If you haven't read it yet, here are the other installments:
I emailed Benjamin that night. I got a surge of excitement when I typed his email address into the address box and then again when I wrote ‘Hi, it’s Anna’ in the subject box. And then again when I started the email with ‘Dear Benjamin.’ The best bit was that I didn’t even hesitate to write ‘dear’ instead of something like ‘hi.’ Then I told him about Miley and what had happened today and about how Gayl still seemed to be so upset about her break-up. I wrote till the clock struck midnight and then sent off a 4000-word email. Signed off with, ‘lots of love, Anna.’
The next morning, somehow, he had managed to write an equally lengthy reply. I was completely distracted from work, of course.
We emailed each other twice, three times, a day – long novels of emails. We exchanged ideas, deep questions, stupid details and concerns about friends, politics and other silly things. We told each other random childhood stories and shared our favourite Youtube videos with each other on Google+. We sent each other links of articles on Bible passages that we liked and Benjamin got an Instagram account just so he could follow me and comment on my pictures. He went back and commented on every single picture I’d ever posted. I went to bed way to late laughing and replying to all of them.
Before I knew it I was in love with Benjamin Raines. Nerdy glasses and all.
I wrote it on the wall. Only not that bluntly. I wrote: “Apparently this wall has set two people up.”
After a few hours, I got a series of text messages from Benjamin.
Don’t you go and write about us on the wall.
Actually I don’t mind.
We owe that wall something, don’t we.
I replied back.
You forgot the question mark. Hipster.
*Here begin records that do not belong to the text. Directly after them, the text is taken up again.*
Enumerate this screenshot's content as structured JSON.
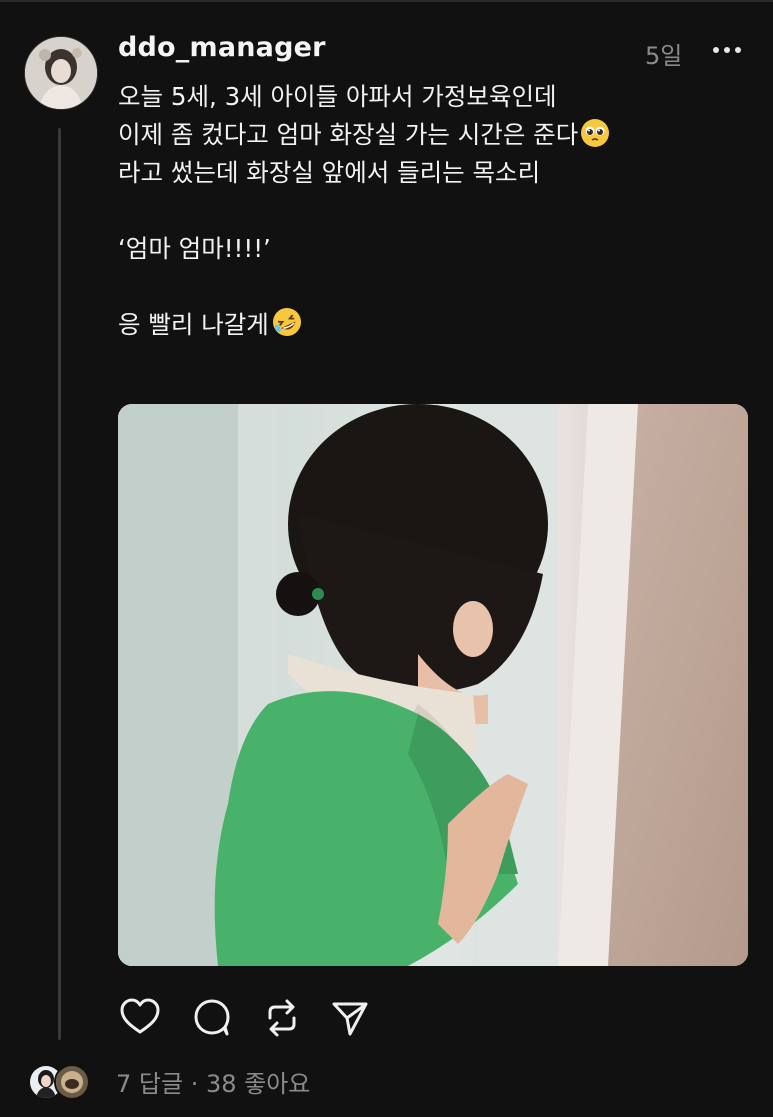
{
  "post": {
    "username": "ddo_manager",
    "time_ago": "5일",
    "text": {
      "line1": "오늘 5세, 3세 아이들 아파서 가정보육인데",
      "line2": "이제 좀 컸다고 엄마 화장실 가는 시간은 준다",
      "line3": "라고 썼는데 화장실 앞에서 들리는 목소리",
      "line4": "‘엄마 엄마!!!!’",
      "line5": "응 빨리 나갈게"
    },
    "emojis": {
      "line2_end": "pleading-face",
      "line5_end": "rolling-on-floor-laughing-face"
    }
  },
  "actions": {
    "like": "heart-icon",
    "reply": "comment-bubble-icon",
    "repost": "repost-arrows-icon",
    "share": "send-paper-plane-icon"
  },
  "stats": {
    "replies": "7 답글",
    "separator": "·",
    "likes": "38 좋아요"
  },
  "colors": {
    "background": "#111111",
    "text": "#f2f2f2",
    "muted": "#8b8b8b",
    "shirt_green": "#49b26a"
  }
}
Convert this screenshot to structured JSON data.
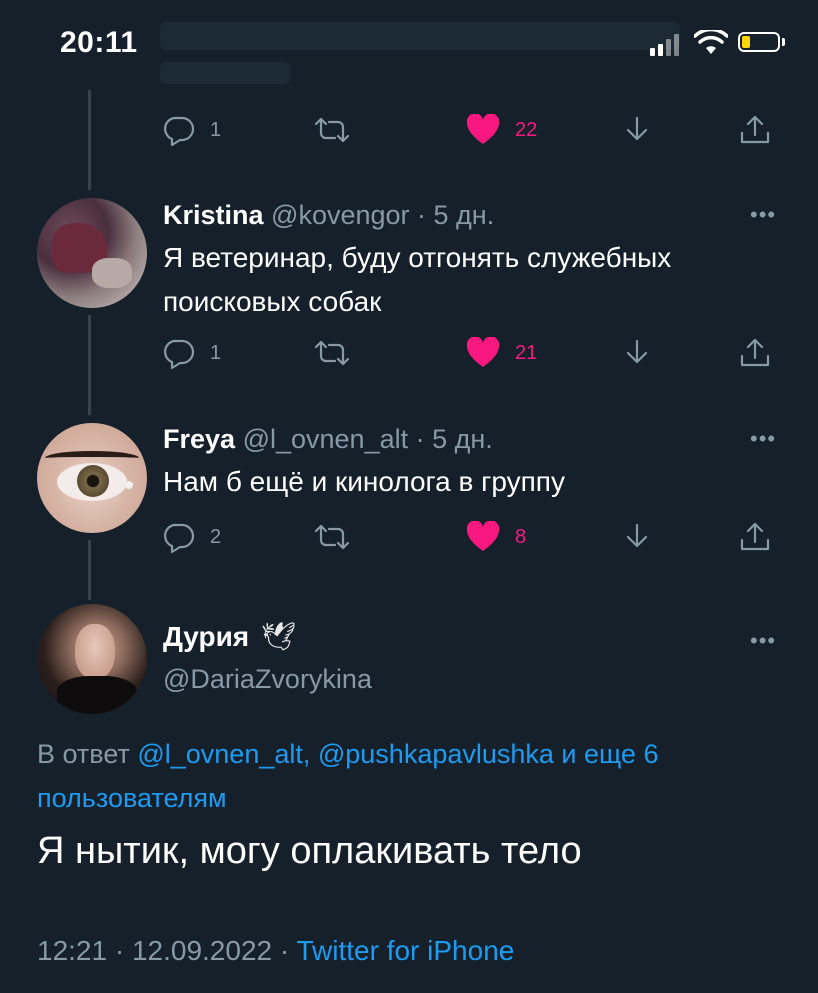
{
  "status_bar": {
    "time": "20:11",
    "battery_color": "#ffd60a"
  },
  "top_tweet": {
    "actions": {
      "replies": "1",
      "likes": "22"
    }
  },
  "replies": [
    {
      "name": "Kristina",
      "meta": "@kovengor · 5 дн.",
      "text": "Я ветеринар, буду отгонять служебных поисковых собак",
      "actions": {
        "replies": "1",
        "likes": "21"
      }
    },
    {
      "name": "Freya",
      "meta": "@l_ovnen_alt · 5 дн.",
      "text": "Нам б ещё и кинолога в группу",
      "actions": {
        "replies": "2",
        "likes": "8"
      }
    }
  ],
  "main_tweet": {
    "name": "Дурия",
    "name_emoji": "🕊",
    "handle": "@DariaZvorykina",
    "reply_prefix": "В ответ",
    "reply_users": "@l_ovnen_alt, @pushkapavlushka и еще 6 пользователям",
    "text": "Я нытик, могу оплакивать тело",
    "timestamp": "12:21 · 12.09.2022 · ",
    "source": "Twitter for iPhone"
  },
  "more_label": "•••",
  "colors": {
    "background": "#15202b",
    "accent": "#1d9bf0",
    "like": "#f91880",
    "muted": "#8899a6"
  }
}
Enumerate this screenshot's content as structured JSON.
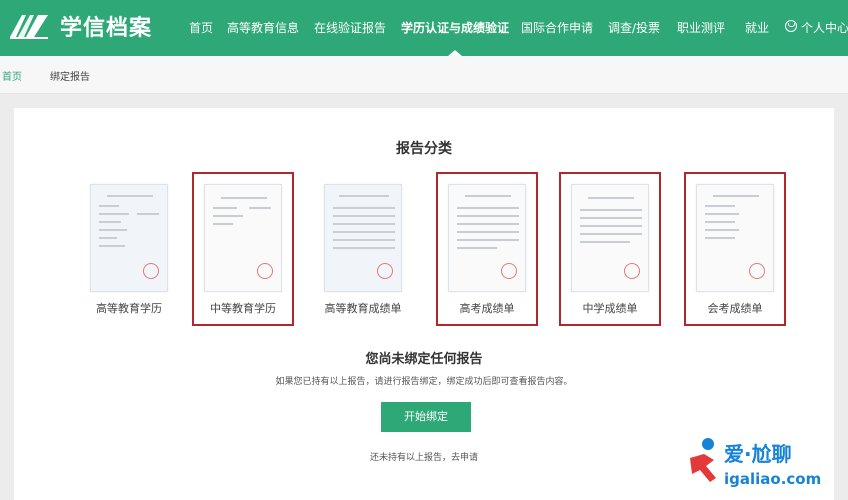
{
  "header": {
    "logo_text": "学信档案",
    "nav": [
      "首页",
      "高等教育信息",
      "在线验证报告",
      "学历认证与成绩验证",
      "国际合作申请",
      "调查/投票",
      "职业测评",
      "就业",
      "个人中心"
    ]
  },
  "breadcrumb": {
    "home": "首页",
    "current": "绑定报告"
  },
  "section_title": "报告分类",
  "reports": [
    {
      "label": "高等教育学历",
      "highlighted": false
    },
    {
      "label": "中等教育学历",
      "highlighted": true
    },
    {
      "label": "高等教育成绩单",
      "highlighted": false
    },
    {
      "label": "高考成绩单",
      "highlighted": true
    },
    {
      "label": "中学成绩单",
      "highlighted": true
    },
    {
      "label": "会考成绩单",
      "highlighted": true
    }
  ],
  "empty_state": {
    "title": "您尚未绑定任何报告",
    "description": "如果您已持有以上报告，请进行报告绑定，绑定成功后即可查看报告内容。",
    "button": "开始绑定",
    "apply_text": "还未持有以上报告，去申请"
  },
  "watermark": {
    "text": "爱·尬聊",
    "url": "igaliao.com"
  },
  "colors": {
    "brand": "#2fa878",
    "highlight": "#b0272d",
    "watermark": "#1683d8"
  }
}
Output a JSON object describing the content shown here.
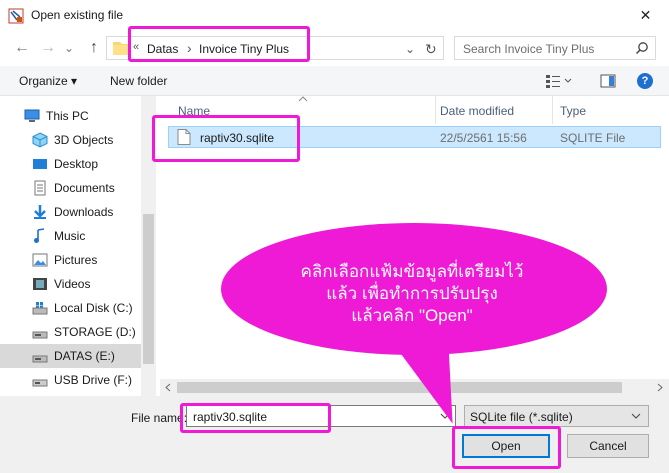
{
  "window": {
    "title": "Open existing file",
    "close_glyph": "✕"
  },
  "navigation": {
    "back_glyph": "←",
    "forward_glyph": "→",
    "recent_glyph": "⌄",
    "up_glyph": "↑"
  },
  "address": {
    "overflow_glyph": "«",
    "crumbs": [
      "Datas",
      "Invoice Tiny Plus"
    ],
    "separator_glyph": "›",
    "dropdown_glyph": "⌄",
    "refresh_glyph": "↻"
  },
  "search": {
    "placeholder": "Search Invoice Tiny Plus"
  },
  "toolbar": {
    "organize_label": "Organize ▾",
    "new_folder_label": "New folder",
    "help_glyph": "?"
  },
  "sidebar": {
    "items": [
      {
        "label": "This PC",
        "icon": "pc-icon"
      },
      {
        "label": "3D Objects",
        "icon": "cube-icon"
      },
      {
        "label": "Desktop",
        "icon": "desktop-icon"
      },
      {
        "label": "Documents",
        "icon": "documents-icon"
      },
      {
        "label": "Downloads",
        "icon": "download-icon"
      },
      {
        "label": "Music",
        "icon": "music-icon"
      },
      {
        "label": "Pictures",
        "icon": "pictures-icon"
      },
      {
        "label": "Videos",
        "icon": "videos-icon"
      },
      {
        "label": "Local Disk (C:)",
        "icon": "windows-drive-icon"
      },
      {
        "label": "STORAGE (D:)",
        "icon": "drive-icon"
      },
      {
        "label": "DATAS (E:)",
        "icon": "drive-icon",
        "selected": true
      },
      {
        "label": "USB Drive (F:)",
        "icon": "usb-drive-icon"
      }
    ]
  },
  "file_list": {
    "columns": [
      "Name",
      "Date modified",
      "Type"
    ],
    "rows": [
      {
        "name": "raptiv30.sqlite",
        "date": "22/5/2561 15:56",
        "type": "SQLITE File"
      }
    ]
  },
  "footer": {
    "file_name_label": "File name:",
    "file_name_value": "raptiv30.sqlite",
    "file_type_value": "SQLite file (*.sqlite)",
    "open_label": "Open",
    "cancel_label": "Cancel"
  },
  "callout": {
    "lines": [
      "คลิกเลือกแฟ้มข้อมูลที่เตรียมไว้",
      "แล้ว เพื่อทำการปรับปรุง",
      "แล้วคลิก \"Open\""
    ]
  },
  "colors": {
    "highlight": "#ee1ad6",
    "callout_fill": "#ee1ad6",
    "selection": "#cce8ff",
    "accent": "#0078d7"
  }
}
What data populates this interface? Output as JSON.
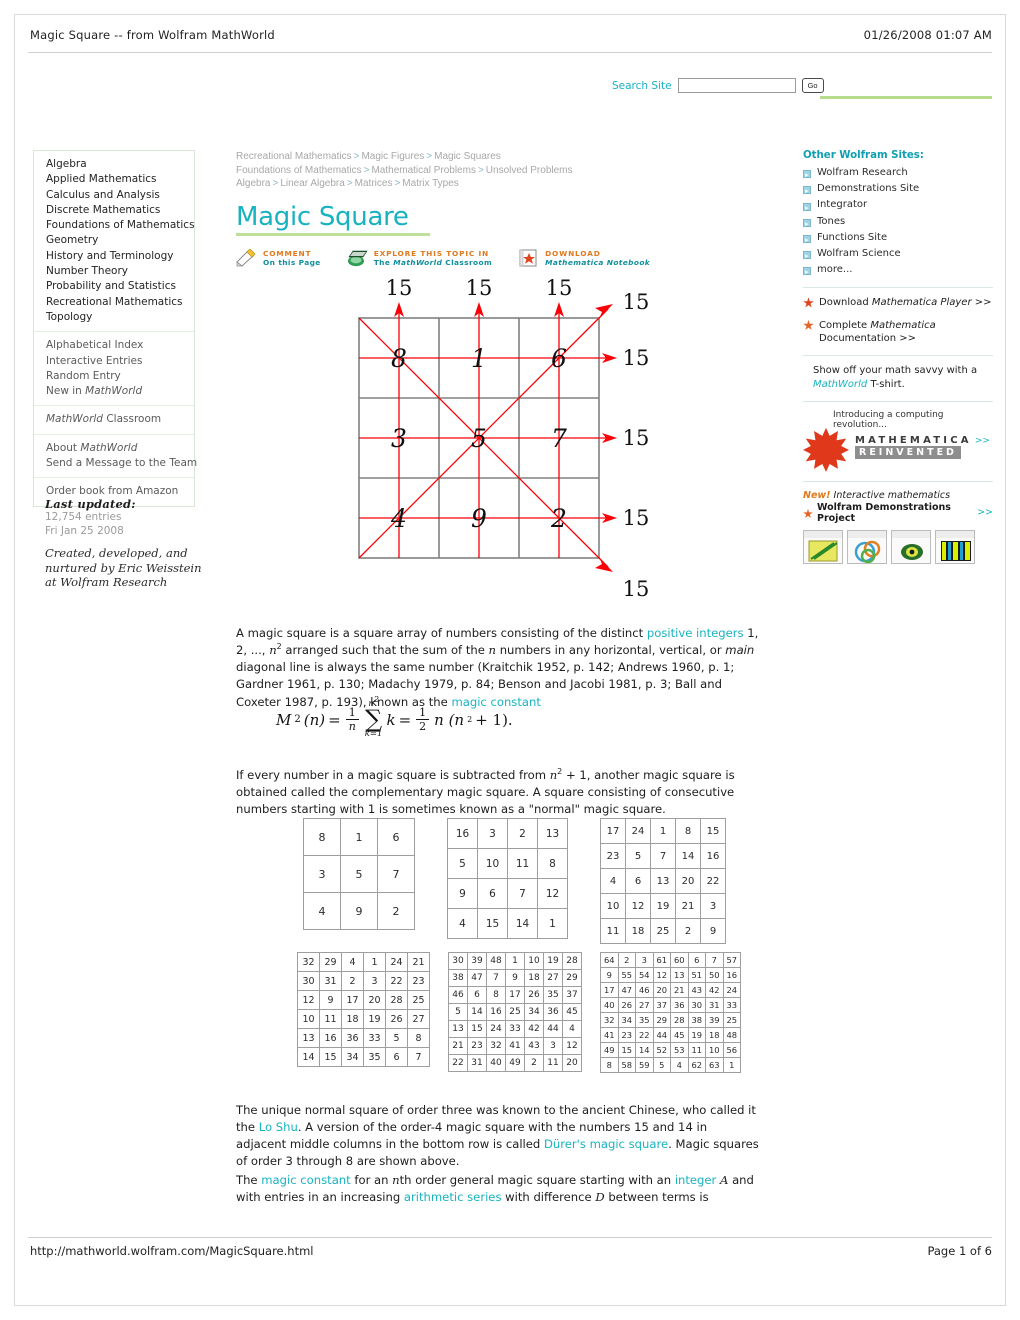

You should have seen the eye-roll I just did. It was huge.
I couldn’t stop talking about Benjamin with my parents and with Gayl. Part of me felt bad for Gayl’s sake to be so gushy about a boy when she was still so upset about Tim but Gayl insisted and said, ‘NO ANNA I DON’T MIND’ which was very nice of her, but still. I felt bad for her. She seemed to have lost all lust for life. Her smiles were kind of fake and she never texted me with spur-on-the-moment decisions, like she used to do. Why, I hadn’t even seen her wear heels and sequins and she used to do that like, every evening. Her Instagram account was ignored and she was buried with Biology exams. She was always behind on schoolwork and always seemed so weary.
I told Gayl about Miley and about how she was so upset. Sometimes it helps for a mourning person to talk about other mourning people. Like, you’re upset, let’s talk about other upset people. That’ll cheer you up. It doesn’t make sense, but it works sometimes.
Gayl was very touched with Miley’s story. “Blimey,” she said. “That’s terribly sad.”
Stories that end with kisses are usually sappy ones; no doubt, often very stupid. However, Benjamin and my first kiss somehow seems to be a very appropriate way to end this tale. It ends on a happy note – like adding a little pinch of chocolate flavour to a vanilla cake – and it wraps up the relationship we had growing throughout the months in a great stamp of official-ness. It was a great kiss; I could honestly spend three pages on metaphors to describe it. Sweet, like the kiss of a violet. Surprising, like burst and bubbles of red fireworks. Delicious… like chocolate. Only, of course, with a flavour of love; spicy, hot and delicious.
We met up at the wall that evening.
It was Christmas Eve, and Henffordd village had never looked more quaint and darling under the silver December stars. They winked at the electric strings of lights strung over the narrow roads between the houses, and the electric light winked back. Michael Bublé’s Christmas Album made its way from the pubs to the freezing outside cold, tempting passers-by to order hot chocolate and rum punch. The air smelt of gingerbread and turkey stuffing and pine cones and excitement.
Together we read the messages on the wall.
Merry Christmas all!!!
REMEMBER, MAKE IT A GOOD ONE!
Santa is coming to Henffordd, to old and young.
Underneath that one was a young kid’s writing: No he’s not. I’m smart enough to know it’s all a lie.
Benjamin and I decided we loved that kid. I said that if I ever had children I wouldn’t do the Santa thing. He said he wouldn’t either. I thought, wow, we should be parents together, but of course I didn’t say it. But I did hold his hand. It was becoming a familiar touch by now – his warm palm against mine. It was so bally normal to do it, just like it seemed so bally normal for us to send each other novels of thoughts in email-form, phone each other from evening to morning and sit next to each other in Church.
“You need to cut your fingernails,” I said absentmindedly, while reading another chalk-written line.
You don’t need no mistletoe, someone wrote, to kiss your sweetheart.
I read that message before Benjamin did. He was reading some Christmas Carol lyrics someone wrote down. So I read it aloud, sort of laughing about it.
“Haha,” Benjamin grinned.
“What?” I asked, looking at his face.
“How ‘bout it then.”